(Dataset rows for apps and sites)
◆ ◆ ◆ ◆

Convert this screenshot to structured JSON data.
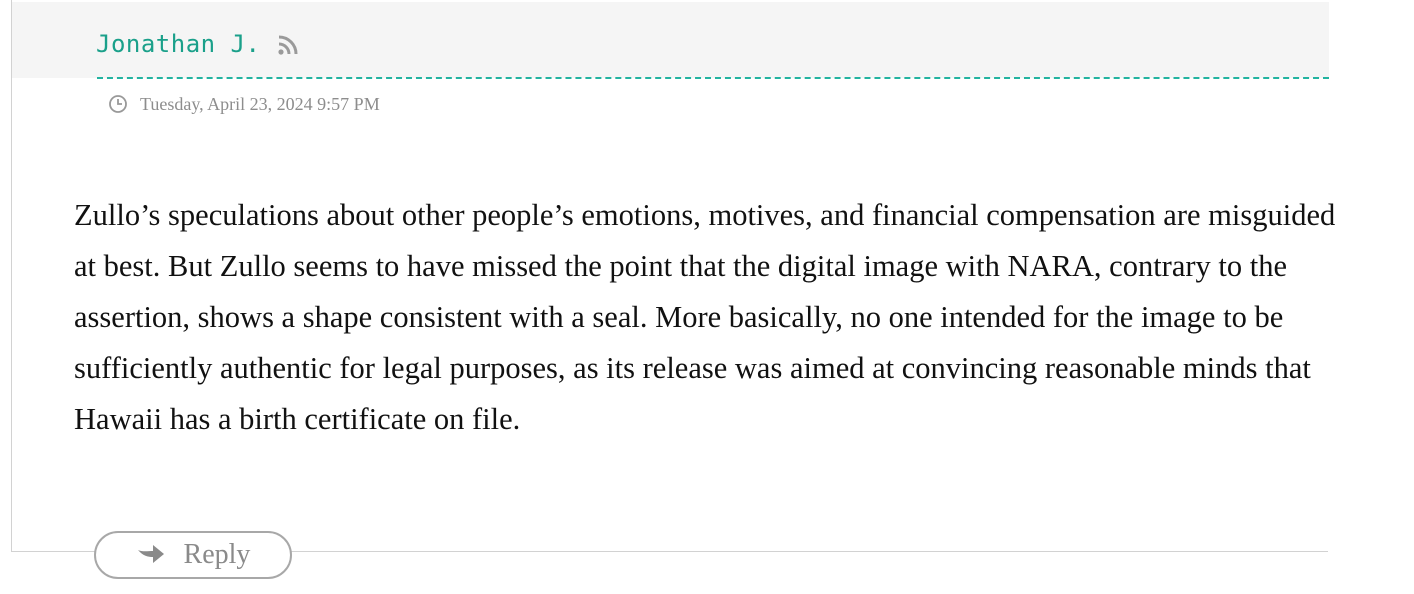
{
  "comment": {
    "author": "Jonathan J.",
    "timestamp": "Tuesday, April 23, 2024 9:57 PM",
    "body": "Zullo’s speculations about other people’s emotions, motives, and financial compensation are misguided at best. But Zullo seems to have missed the point that the digital image with NARA, contrary to the assertion, shows a shape consistent with a seal. More basically, no one intended for the image to be sufficiently authentic for legal purposes, as its release was aimed at convincing reasonable minds that Hawaii has a birth certificate on file.",
    "reply_label": "Reply"
  },
  "icons": {
    "feed": "rss-icon",
    "time": "clock-icon",
    "reply": "reply-arrow-icon"
  },
  "colors": {
    "author": "#1aa08a",
    "header_bg": "#f5f5f5",
    "meta_text": "#8d8d8d",
    "body_text": "#111111",
    "border": "#d2d2d2"
  }
}
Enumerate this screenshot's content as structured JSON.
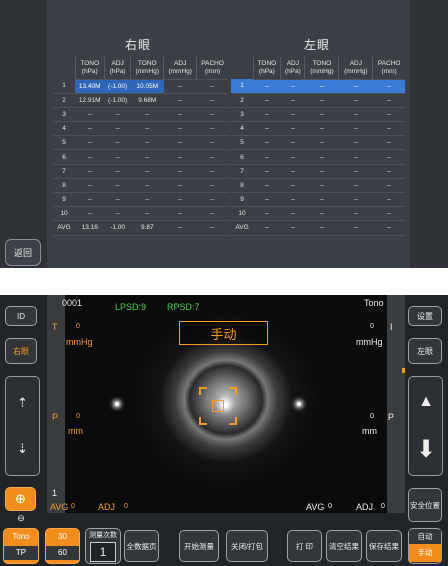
{
  "top_panel": {
    "right_eye_title": "右眼",
    "left_eye_title": "左眼",
    "back_button": "返回",
    "headers": [
      {
        "l1": "TONO",
        "l2": "(hPa)"
      },
      {
        "l1": "ADJ",
        "l2": "(hPa)"
      },
      {
        "l1": "TONO",
        "l2": "(mmHg)"
      },
      {
        "l1": "ADJ",
        "l2": "(mmHg)"
      },
      {
        "l1": "PACHO",
        "l2": "(mm)"
      }
    ],
    "right_rows": [
      [
        "1",
        "13.40M",
        "(-1.00)",
        "10.05M",
        "--",
        "--"
      ],
      [
        "2",
        "12.91M",
        "(-1.00)",
        "9.68M",
        "--",
        "--"
      ],
      [
        "3",
        "--",
        "--",
        "--",
        "--",
        "--"
      ],
      [
        "4",
        "--",
        "--",
        "--",
        "--",
        "--"
      ],
      [
        "5",
        "--",
        "--",
        "--",
        "--",
        "--"
      ],
      [
        "6",
        "--",
        "--",
        "--",
        "--",
        "--"
      ],
      [
        "7",
        "--",
        "--",
        "--",
        "--",
        "--"
      ],
      [
        "8",
        "--",
        "--",
        "--",
        "--",
        "--"
      ],
      [
        "9",
        "--",
        "--",
        "--",
        "--",
        "--"
      ],
      [
        "10",
        "--",
        "--",
        "--",
        "--",
        "--"
      ],
      [
        "AVG",
        "13.16",
        "-1.00",
        "9.87",
        "--",
        "--"
      ]
    ],
    "left_rows": [
      [
        "1",
        "--",
        "--",
        "--",
        "--",
        "--"
      ],
      [
        "2",
        "--",
        "--",
        "--",
        "--",
        "--"
      ],
      [
        "3",
        "--",
        "--",
        "--",
        "--",
        "--"
      ],
      [
        "4",
        "--",
        "--",
        "--",
        "--",
        "--"
      ],
      [
        "5",
        "--",
        "--",
        "--",
        "--",
        "--"
      ],
      [
        "6",
        "--",
        "--",
        "--",
        "--",
        "--"
      ],
      [
        "7",
        "--",
        "--",
        "--",
        "--",
        "--"
      ],
      [
        "8",
        "--",
        "--",
        "--",
        "--",
        "--"
      ],
      [
        "9",
        "--",
        "--",
        "--",
        "--",
        "--"
      ],
      [
        "10",
        "--",
        "--",
        "--",
        "--",
        "--"
      ],
      [
        "AVG",
        "--",
        "--",
        "--",
        "--",
        "--"
      ]
    ]
  },
  "bottom_panel": {
    "patient_no": "0001",
    "lpsd": "LPSD:9",
    "rpsd": "RPSD:7",
    "tono_label": "Tono",
    "mode": "手动",
    "t_label": "T",
    "t_value": "0",
    "i_label": "I",
    "i_value": "0",
    "mmhg_left": "mmHg",
    "mmhg_right": "mmHg",
    "p_label": "P",
    "p_value": "0",
    "p_right_label": "P",
    "p_right_value": "0",
    "mm_left": "mm",
    "mm_right": "mm",
    "count": "1",
    "avg_left_label": "AVG",
    "avg_left_value": "0",
    "adj_left_label": "ADJ",
    "adj_left_value": "0",
    "avg_right_label": "AVG",
    "avg_right_value": "0",
    "adj_right_label": "ADJ",
    "adj_right_value": "0",
    "buttons": {
      "id": "ID",
      "right_eye": "右眼",
      "settings": "设置",
      "left_eye": "左眼",
      "safety": "安全位置",
      "tono": "Tono",
      "tp": "TP",
      "v30": "30",
      "v60": "60",
      "measure_count_label": "测量次数",
      "measure_count_value": "1",
      "all_data": "全数据页",
      "start": "开始测量",
      "toggle": "关闭/打包",
      "print": "打 印",
      "clear": "清空结果",
      "save": "保存结果",
      "auto": "自动",
      "manual": "手动"
    }
  }
}
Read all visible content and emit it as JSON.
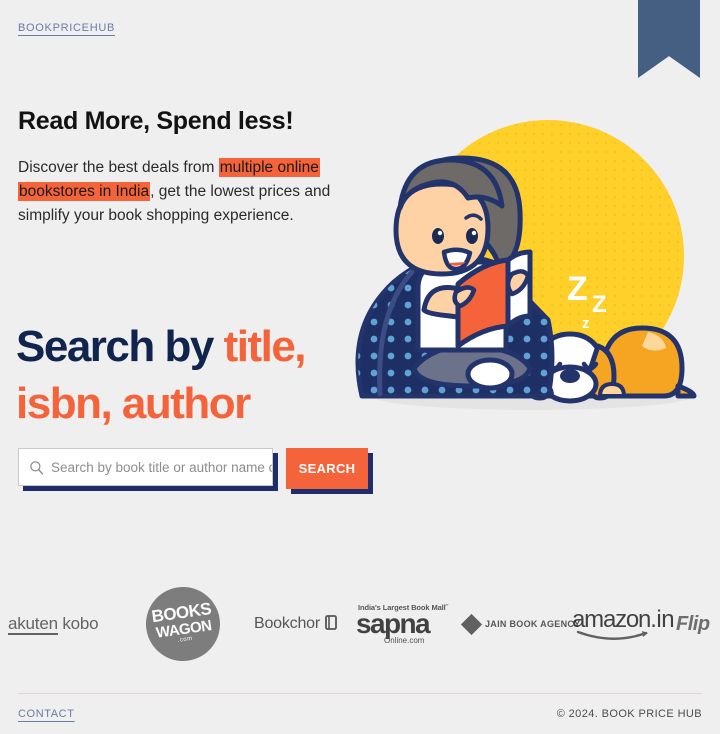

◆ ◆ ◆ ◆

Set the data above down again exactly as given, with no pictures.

• **Written solution**
Convert this screenshot to structured JSON data.
{
  "comment": {
    "author": "Jonathan J.",
    "timestamp": "Tuesday, April 23, 2024 9:57 PM",
    "body": "Zullo’s speculations about other people’s emotions, motives, and financial compensation are misguided at best. But Zullo seems to have missed the point that the digital image with NARA, contrary to the assertion, shows a shape consistent with a seal. More basically, no one intended for the image to be sufficiently authentic for legal purposes, as its release was aimed at convincing reasonable minds that Hawaii has a birth certificate on file.",
    "reply_label": "Reply"
  },
  "icons": {
    "feed": "rss-icon",
    "time": "clock-icon",
    "reply": "reply-arrow-icon"
  },
  "colors": {
    "author": "#1aa08a",
    "header_bg": "#f5f5f5",
    "meta_text": "#8d8d8d",
    "body_text": "#111111",
    "border": "#d2d2d2"
  }
}
Enumerate this screenshot's content as structured JSON.
{
  "top_panel": {
    "right_eye_title": "右眼",
    "left_eye_title": "左眼",
    "back_button": "返回",
    "headers": [
      {
        "l1": "TONO",
        "l2": "(hPa)"
      },
      {
        "l1": "ADJ",
        "l2": "(hPa)"
      },
      {
        "l1": "TONO",
        "l2": "(mmHg)"
      },
      {
        "l1": "ADJ",
        "l2": "(mmHg)"
      },
      {
        "l1": "PACHO",
        "l2": "(mm)"
      }
    ],
    "right_rows": [
      [
        "1",
        "13.40M",
        "(-1.00)",
        "10.05M",
        "--",
        "--"
      ],
      [
        "2",
        "12.91M",
        "(-1.00)",
        "9.68M",
        "--",
        "--"
      ],
      [
        "3",
        "--",
        "--",
        "--",
        "--",
        "--"
      ],
      [
        "4",
        "--",
        "--",
        "--",
        "--",
        "--"
      ],
      [
        "5",
        "--",
        "--",
        "--",
        "--",
        "--"
      ],
      [
        "6",
        "--",
        "--",
        "--",
        "--",
        "--"
      ],
      [
        "7",
        "--",
        "--",
        "--",
        "--",
        "--"
      ],
      [
        "8",
        "--",
        "--",
        "--",
        "--",
        "--"
      ],
      [
        "9",
        "--",
        "--",
        "--",
        "--",
        "--"
      ],
      [
        "10",
        "--",
        "--",
        "--",
        "--",
        "--"
      ],
      [
        "AVG",
        "13.16",
        "-1.00",
        "9.87",
        "--",
        "--"
      ]
    ],
    "left_rows": [
      [
        "1",
        "--",
        "--",
        "--",
        "--",
        "--"
      ],
      [
        "2",
        "--",
        "--",
        "--",
        "--",
        "--"
      ],
      [
        "3",
        "--",
        "--",
        "--",
        "--",
        "--"
      ],
      [
        "4",
        "--",
        "--",
        "--",
        "--",
        "--"
      ],
      [
        "5",
        "--",
        "--",
        "--",
        "--",
        "--"
      ],
      [
        "6",
        "--",
        "--",
        "--",
        "--",
        "--"
      ],
      [
        "7",
        "--",
        "--",
        "--",
        "--",
        "--"
      ],
      [
        "8",
        "--",
        "--",
        "--",
        "--",
        "--"
      ],
      [
        "9",
        "--",
        "--",
        "--",
        "--",
        "--"
      ],
      [
        "10",
        "--",
        "--",
        "--",
        "--",
        "--"
      ],
      [
        "AVG",
        "--",
        "--",
        "--",
        "--",
        "--"
      ]
    ]
  },
  "bottom_panel": {
    "patient_no": "0001",
    "lpsd": "LPSD:9",
    "rpsd": "RPSD:7",
    "tono_label": "Tono",
    "mode": "手动",
    "t_label": "T",
    "t_value": "0",
    "i_label": "I",
    "i_value": "0",
    "mmhg_left": "mmHg",
    "mmhg_right": "mmHg",
    "p_label": "P",
    "p_value": "0",
    "p_right_label": "P",
    "p_right_value": "0",
    "mm_left": "mm",
    "mm_right": "mm",
    "count": "1",
    "avg_left_label": "AVG",
    "avg_left_value": "0",
    "adj_left_label": "ADJ",
    "adj_left_value": "0",
    "avg_right_label": "AVG",
    "avg_right_value": "0",
    "adj_right_label": "ADJ",
    "adj_right_value": "0",
    "buttons": {
      "id": "ID",
      "right_eye": "右眼",
      "settings": "设置",
      "left_eye": "左眼",
      "safety": "安全位置",
      "tono": "Tono",
      "tp": "TP",
      "v30": "30",
      "v60": "60",
      "measure_count_label": "测量次数",
      "measure_count_value": "1",
      "all_data": "全数据页",
      "start": "开始测量",
      "toggle": "关闭/打包",
      "print": "打 印",
      "clear": "清空结果",
      "save": "保存结果",
      "auto": "自动",
      "manual": "手动"
    }
  }
}
Read all visible content and emit it as JSON.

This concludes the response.